identify the edges of the core and cladding. The cladding diameter is defined as the average diameter of the
cladding. The core diameter is defined as the average diameter
of the core. Cladding noncircularity, or ellipticity, is the
difference between the smallest radius of the cladding and the largest
radius of the cladding divided by the average cladding radius. Core noncircularity
is the difference between the smallest core radius and the largest
core radius divided by the average core radius. Core noncircularity is
measured on multimode fibers only. The corecladding concentricity error
for multimode fibers is the distance between the core and cladding centers
divided by the core diameter. The corecladding concentricity error
for single mode fibers is defined as the distance between the core and
cladding centers.

The core diameter is measured by measuring the power distribution in the nearfield
region close to the fiberend face, when the distance
between the fiberend face and detector is in the micrometers range.
The core diameter (D) is defined as the diameter at which the intensity is
2.5 percent of the maximum intensity.
 
The numerical aperture (NA) is a measurement of the ability of an
optical fiber to capture light. It is determined by measuring the farfield power distribution
in the region far
from the fiberend face. The emitted power per unit area is recorded as a function of
the angle θ some distance away
from the fiberend face. The distance between the fiberend face and
detector in the farfield region is in the centimeters (cm) range for
multimode fibers and millimeters (mm) range for single mode fibers.
The fiber NA is defined by the 5 percent or 0.05
intensity level, This 0.05 intensity level intersects the normalized
curve at scan angles θ_{A} and θ_{B}.
The fiber NA is defined as NA = sin((θ_{A}
θ_{B})/2).
 
The mode field diameter (MFD) of a single mode fiber is related to
the spot size of the fundamental mode. This spot has a mode field radius
r_{0}. The mode field diameter is equal to 2r_{0}.
Single mode fibers with large mode field diameters are more sensitive to
fiber bending. Single mode fibers with small mode field diameters show
higher coupling losses at connections. The mode field diameter of a
single mode fiber can be measured by measuring the output farfield power
distribution of the single mode fiber using a set of apertures of various
sizes.
 
Insertion loss is composed of the connection coupling loss and additional
losses in the fiber following a connection. In multimode fiber,
fiber joints can increase fiber attenuation following the joint by
disturbing the mode power distribution. In single mode
fibers, fiber joints can cause the secondorder mode to propagate in the
fiber following the joint. To measure insertion loss, power measurements are

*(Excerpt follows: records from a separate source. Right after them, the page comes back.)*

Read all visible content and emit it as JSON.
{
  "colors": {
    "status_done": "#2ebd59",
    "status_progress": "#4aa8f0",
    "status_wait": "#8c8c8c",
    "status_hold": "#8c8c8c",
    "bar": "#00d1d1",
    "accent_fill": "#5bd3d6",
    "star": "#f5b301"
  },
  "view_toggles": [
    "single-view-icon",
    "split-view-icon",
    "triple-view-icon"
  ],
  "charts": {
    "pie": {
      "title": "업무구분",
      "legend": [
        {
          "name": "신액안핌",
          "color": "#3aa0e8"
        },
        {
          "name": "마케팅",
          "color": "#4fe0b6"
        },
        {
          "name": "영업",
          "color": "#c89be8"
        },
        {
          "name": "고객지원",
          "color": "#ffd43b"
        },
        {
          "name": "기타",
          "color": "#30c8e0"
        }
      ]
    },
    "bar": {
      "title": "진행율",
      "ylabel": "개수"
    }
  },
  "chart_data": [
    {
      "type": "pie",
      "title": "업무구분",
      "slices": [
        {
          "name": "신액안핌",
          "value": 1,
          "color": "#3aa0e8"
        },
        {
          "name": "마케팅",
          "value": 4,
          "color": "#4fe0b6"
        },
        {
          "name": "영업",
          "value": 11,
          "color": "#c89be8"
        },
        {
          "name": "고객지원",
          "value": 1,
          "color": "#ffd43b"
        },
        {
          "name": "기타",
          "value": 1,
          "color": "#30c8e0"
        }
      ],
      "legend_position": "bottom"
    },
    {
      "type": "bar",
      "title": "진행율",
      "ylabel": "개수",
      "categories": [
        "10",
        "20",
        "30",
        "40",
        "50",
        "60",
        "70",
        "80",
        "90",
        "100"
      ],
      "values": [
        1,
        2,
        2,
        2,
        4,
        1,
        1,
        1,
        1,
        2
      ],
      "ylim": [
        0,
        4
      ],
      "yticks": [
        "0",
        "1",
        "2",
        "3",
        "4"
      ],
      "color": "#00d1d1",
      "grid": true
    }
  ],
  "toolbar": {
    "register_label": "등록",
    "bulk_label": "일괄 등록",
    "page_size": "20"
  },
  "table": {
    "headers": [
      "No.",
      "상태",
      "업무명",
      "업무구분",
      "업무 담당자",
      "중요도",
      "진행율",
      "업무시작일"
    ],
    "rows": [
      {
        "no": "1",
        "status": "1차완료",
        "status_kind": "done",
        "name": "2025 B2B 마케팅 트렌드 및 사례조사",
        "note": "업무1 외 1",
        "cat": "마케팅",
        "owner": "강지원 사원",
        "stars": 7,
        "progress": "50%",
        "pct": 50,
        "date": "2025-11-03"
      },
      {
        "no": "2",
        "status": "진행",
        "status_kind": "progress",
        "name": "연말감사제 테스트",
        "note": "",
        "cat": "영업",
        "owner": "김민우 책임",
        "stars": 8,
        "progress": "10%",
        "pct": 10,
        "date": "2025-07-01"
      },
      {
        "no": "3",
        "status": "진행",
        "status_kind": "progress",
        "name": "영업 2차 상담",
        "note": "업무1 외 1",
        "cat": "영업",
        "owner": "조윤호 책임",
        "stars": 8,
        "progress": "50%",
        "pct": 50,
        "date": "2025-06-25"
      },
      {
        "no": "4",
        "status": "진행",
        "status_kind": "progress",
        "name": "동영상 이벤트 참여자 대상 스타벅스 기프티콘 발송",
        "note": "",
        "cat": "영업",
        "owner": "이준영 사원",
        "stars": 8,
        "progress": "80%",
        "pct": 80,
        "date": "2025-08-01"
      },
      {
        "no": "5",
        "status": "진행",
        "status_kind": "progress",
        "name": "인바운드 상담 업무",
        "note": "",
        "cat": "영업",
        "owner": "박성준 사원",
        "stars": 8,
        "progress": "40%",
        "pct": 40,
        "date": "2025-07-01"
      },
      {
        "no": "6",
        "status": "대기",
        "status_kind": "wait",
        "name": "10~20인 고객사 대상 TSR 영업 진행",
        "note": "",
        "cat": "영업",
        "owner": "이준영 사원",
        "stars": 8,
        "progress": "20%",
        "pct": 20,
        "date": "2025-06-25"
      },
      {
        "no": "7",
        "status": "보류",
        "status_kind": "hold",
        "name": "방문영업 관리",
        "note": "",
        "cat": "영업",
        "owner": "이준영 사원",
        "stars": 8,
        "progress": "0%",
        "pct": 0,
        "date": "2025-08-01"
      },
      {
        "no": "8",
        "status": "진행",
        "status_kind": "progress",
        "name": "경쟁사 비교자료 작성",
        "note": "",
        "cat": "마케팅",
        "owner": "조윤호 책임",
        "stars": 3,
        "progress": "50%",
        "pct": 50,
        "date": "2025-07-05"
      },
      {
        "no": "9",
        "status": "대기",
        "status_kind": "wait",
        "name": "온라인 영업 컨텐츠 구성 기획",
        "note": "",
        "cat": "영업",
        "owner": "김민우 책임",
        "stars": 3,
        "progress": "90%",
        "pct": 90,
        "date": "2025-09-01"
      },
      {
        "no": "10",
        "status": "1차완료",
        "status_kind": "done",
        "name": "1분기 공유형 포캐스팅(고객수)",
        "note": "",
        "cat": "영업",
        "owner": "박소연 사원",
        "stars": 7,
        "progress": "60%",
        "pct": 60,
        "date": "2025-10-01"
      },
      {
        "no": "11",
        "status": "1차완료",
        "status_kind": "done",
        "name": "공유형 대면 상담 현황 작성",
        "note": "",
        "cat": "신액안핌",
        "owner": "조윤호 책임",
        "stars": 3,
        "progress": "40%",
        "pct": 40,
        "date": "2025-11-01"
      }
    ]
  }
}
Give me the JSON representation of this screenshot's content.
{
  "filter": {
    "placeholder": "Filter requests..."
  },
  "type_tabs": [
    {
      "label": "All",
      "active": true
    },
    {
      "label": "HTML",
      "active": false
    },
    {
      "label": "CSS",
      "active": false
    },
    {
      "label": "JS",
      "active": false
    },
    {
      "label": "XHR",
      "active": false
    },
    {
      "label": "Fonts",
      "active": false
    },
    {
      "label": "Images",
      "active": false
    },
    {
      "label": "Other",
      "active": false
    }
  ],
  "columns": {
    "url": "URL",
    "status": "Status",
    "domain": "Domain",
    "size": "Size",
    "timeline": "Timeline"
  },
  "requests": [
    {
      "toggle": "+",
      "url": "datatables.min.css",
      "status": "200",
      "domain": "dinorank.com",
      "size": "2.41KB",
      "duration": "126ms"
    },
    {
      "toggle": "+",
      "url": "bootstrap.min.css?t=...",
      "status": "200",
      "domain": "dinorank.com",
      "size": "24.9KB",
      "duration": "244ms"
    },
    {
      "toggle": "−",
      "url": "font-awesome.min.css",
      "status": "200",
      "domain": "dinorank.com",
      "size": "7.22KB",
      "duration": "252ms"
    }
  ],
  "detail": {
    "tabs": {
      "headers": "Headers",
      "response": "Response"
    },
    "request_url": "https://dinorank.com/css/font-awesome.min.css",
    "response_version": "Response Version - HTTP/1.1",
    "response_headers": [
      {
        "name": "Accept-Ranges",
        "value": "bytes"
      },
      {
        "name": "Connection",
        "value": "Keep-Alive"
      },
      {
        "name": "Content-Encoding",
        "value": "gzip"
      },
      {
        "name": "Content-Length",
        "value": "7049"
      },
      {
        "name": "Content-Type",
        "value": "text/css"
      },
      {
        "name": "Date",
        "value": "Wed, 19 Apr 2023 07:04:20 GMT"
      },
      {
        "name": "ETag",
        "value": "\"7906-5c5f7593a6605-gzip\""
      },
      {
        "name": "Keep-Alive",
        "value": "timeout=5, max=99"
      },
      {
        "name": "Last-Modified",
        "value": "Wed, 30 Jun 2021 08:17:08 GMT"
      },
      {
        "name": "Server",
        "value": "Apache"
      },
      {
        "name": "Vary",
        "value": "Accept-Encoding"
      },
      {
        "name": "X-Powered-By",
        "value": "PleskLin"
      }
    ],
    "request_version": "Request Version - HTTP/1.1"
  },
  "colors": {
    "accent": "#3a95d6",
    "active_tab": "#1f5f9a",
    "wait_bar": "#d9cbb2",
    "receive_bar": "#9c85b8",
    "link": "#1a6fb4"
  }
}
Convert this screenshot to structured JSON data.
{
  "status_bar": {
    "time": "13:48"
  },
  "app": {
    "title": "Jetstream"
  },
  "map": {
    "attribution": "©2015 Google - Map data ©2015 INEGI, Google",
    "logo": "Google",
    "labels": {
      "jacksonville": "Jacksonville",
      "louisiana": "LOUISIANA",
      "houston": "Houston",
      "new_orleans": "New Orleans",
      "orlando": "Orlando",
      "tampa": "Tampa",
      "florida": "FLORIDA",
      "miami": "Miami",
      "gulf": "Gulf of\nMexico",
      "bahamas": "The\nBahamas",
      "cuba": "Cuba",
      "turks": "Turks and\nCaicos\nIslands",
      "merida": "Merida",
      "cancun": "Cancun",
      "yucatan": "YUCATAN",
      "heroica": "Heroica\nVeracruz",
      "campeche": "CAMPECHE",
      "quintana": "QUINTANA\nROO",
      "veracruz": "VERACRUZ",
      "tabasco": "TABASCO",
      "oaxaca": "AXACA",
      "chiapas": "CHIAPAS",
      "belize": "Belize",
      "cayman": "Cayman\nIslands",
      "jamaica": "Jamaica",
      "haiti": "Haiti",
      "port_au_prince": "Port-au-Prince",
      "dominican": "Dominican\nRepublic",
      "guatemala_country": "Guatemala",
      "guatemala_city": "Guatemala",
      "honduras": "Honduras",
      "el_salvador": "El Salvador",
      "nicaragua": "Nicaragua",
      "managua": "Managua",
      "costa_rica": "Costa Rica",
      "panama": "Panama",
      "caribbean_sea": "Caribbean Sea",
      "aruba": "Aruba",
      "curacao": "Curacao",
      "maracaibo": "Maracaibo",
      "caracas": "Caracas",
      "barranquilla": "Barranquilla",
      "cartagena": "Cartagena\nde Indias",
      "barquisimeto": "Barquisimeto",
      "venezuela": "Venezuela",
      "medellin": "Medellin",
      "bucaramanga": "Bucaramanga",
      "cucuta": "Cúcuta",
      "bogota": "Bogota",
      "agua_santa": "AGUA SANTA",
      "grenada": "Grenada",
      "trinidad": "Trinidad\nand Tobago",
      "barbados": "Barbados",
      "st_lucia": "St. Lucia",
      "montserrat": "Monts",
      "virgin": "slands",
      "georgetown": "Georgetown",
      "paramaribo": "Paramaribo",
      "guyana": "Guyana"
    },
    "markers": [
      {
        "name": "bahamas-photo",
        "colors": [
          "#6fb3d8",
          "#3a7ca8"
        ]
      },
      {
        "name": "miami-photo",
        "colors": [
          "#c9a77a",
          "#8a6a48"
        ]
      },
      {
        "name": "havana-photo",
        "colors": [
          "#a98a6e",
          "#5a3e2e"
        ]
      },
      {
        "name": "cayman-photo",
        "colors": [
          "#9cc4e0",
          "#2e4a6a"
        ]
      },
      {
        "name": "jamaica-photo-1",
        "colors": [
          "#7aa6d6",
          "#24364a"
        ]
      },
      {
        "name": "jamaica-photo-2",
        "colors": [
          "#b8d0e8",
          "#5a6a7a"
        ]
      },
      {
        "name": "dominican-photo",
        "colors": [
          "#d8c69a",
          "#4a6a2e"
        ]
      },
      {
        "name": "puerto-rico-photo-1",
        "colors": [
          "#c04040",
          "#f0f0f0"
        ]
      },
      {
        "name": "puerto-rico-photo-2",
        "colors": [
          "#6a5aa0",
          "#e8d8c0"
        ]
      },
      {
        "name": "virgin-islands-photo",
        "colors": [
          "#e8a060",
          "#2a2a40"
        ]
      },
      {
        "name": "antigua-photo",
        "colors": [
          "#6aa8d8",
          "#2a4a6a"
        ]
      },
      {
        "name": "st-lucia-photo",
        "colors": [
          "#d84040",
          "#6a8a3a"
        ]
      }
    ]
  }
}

made on an optical fiber before the joint is inserted
and after the joint is inserted. Initial power measurements at the detector (P_{0}) and at the
source monitoring equipment (P_{M0}) are taken before inserting the
interconnecting device into the test setup. The test fiber is then cut
and the device is inserted. After insertion the power at the detector (P_{1}) and at the source
monitoring equipment (P_{M1}) is measured again. The insertion loss is
calculated as Insertion loss (dB)= 10 log_{10}((P_{1}/P_{0})(P_{M0}/P_{M1}))
 
Reflection occurs at optical fiber connections. The
reflectance
R is the fraction of the incident intensity that is
reflected back into the source fiber at the point of the connection.
The return loss is defined as Return loss = 10 Log R. The reflectance R is measured using an optical source connected to one input of a 2 X 2 fiber optic coupler. Light is launched into the component under test through the fiber optic coupler. The light reflected from the component under test is transmitted back through the fiber optic coupler to a detector connected to the other input port.